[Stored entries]
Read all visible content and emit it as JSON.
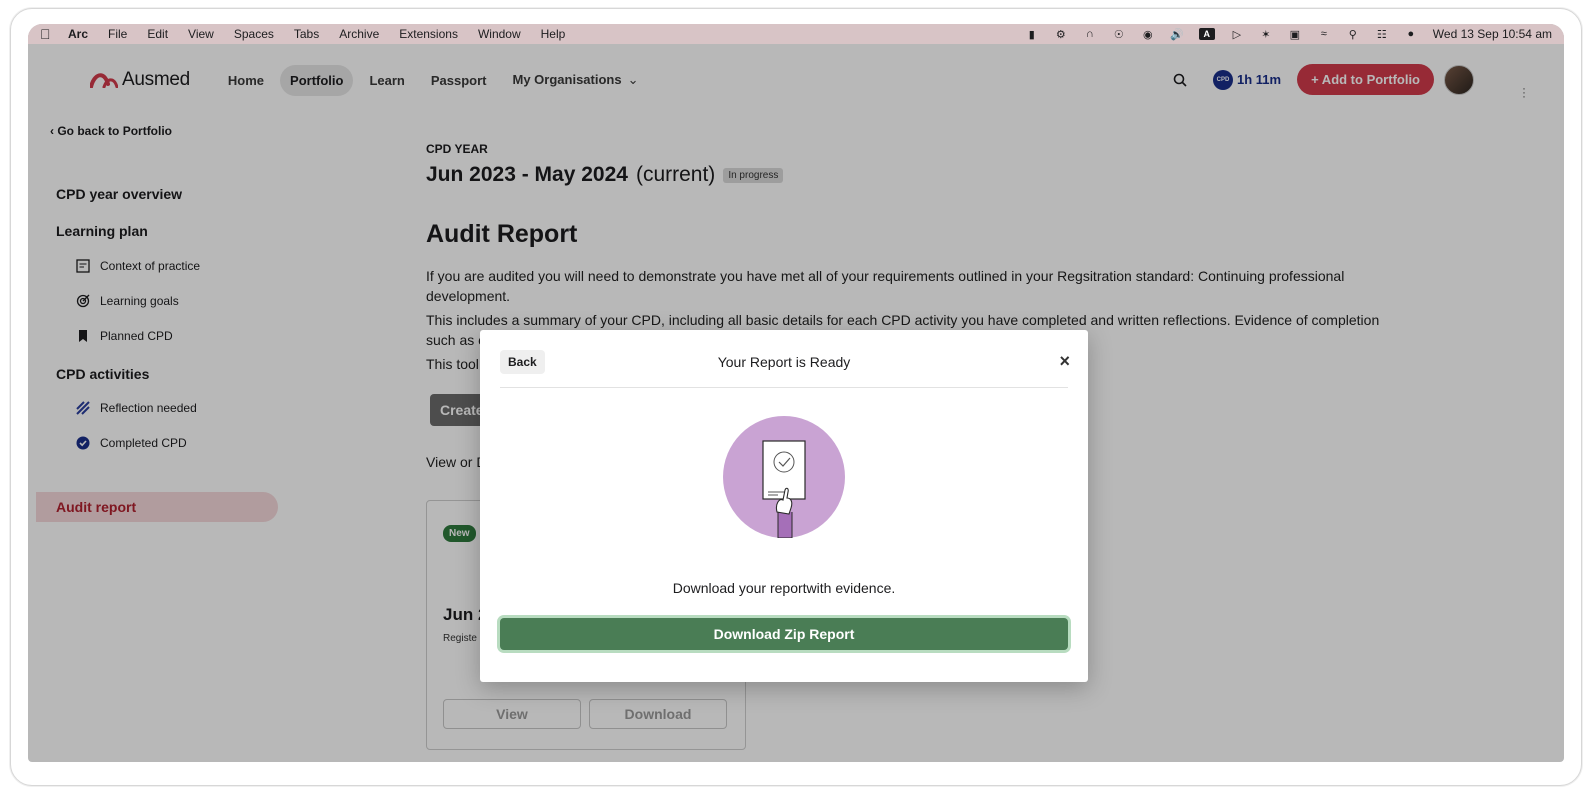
{
  "menubar": {
    "app": "Arc",
    "items": [
      "File",
      "Edit",
      "View",
      "Spaces",
      "Tabs",
      "Archive",
      "Extensions",
      "Window",
      "Help"
    ],
    "clock": "Wed 13 Sep  10:54 am",
    "input_badge": "A"
  },
  "nav": {
    "logo": "Ausmed",
    "links": [
      "Home",
      "Portfolio",
      "Learn",
      "Passport",
      "My Organisations"
    ],
    "active_link": "Portfolio",
    "cpd_seal": "CPD",
    "cpd_time": "1h 11m",
    "add_button": "+ Add to Portfolio"
  },
  "sidebar": {
    "back": "Go back to Portfolio",
    "sections": {
      "overview": "CPD year overview",
      "learning_plan": "Learning plan",
      "cpd_activities": "CPD activities",
      "audit_report": "Audit report"
    },
    "learning_plan_items": [
      "Context of practice",
      "Learning goals",
      "Planned CPD"
    ],
    "activity_items": [
      "Reflection needed",
      "Completed CPD"
    ]
  },
  "main": {
    "eyebrow": "CPD YEAR",
    "year_range": "Jun 2023 - May 2024",
    "current": "(current)",
    "status": "In progress",
    "heading": "Audit Report",
    "para1": "If you are audited you will need to demonstrate you have met all of your requirements outlined in your Regsitration standard: Continuing professional development.",
    "para2": "This includes a summary of your CPD, including all basic details for each CPD activity you have completed and written reflections. Evidence of completion such as c",
    "para3": "This tool",
    "create_button": "Create",
    "view_or": "View or D",
    "card": {
      "badge": "New",
      "title": "Jun 2",
      "subtitle": "Registe",
      "view": "View",
      "download": "Download"
    }
  },
  "modal": {
    "back": "Back",
    "title": "Your Report is Ready",
    "close": "×",
    "message": "Download your reportwith evidence.",
    "download_button": "Download Zip Report"
  }
}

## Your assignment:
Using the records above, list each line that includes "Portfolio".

## Problem solution:
      "Portfolio",
    "active_link": "Portfolio",
    "add_button": "+ Add to Portfolio"
    "back": "Go back to Portfolio",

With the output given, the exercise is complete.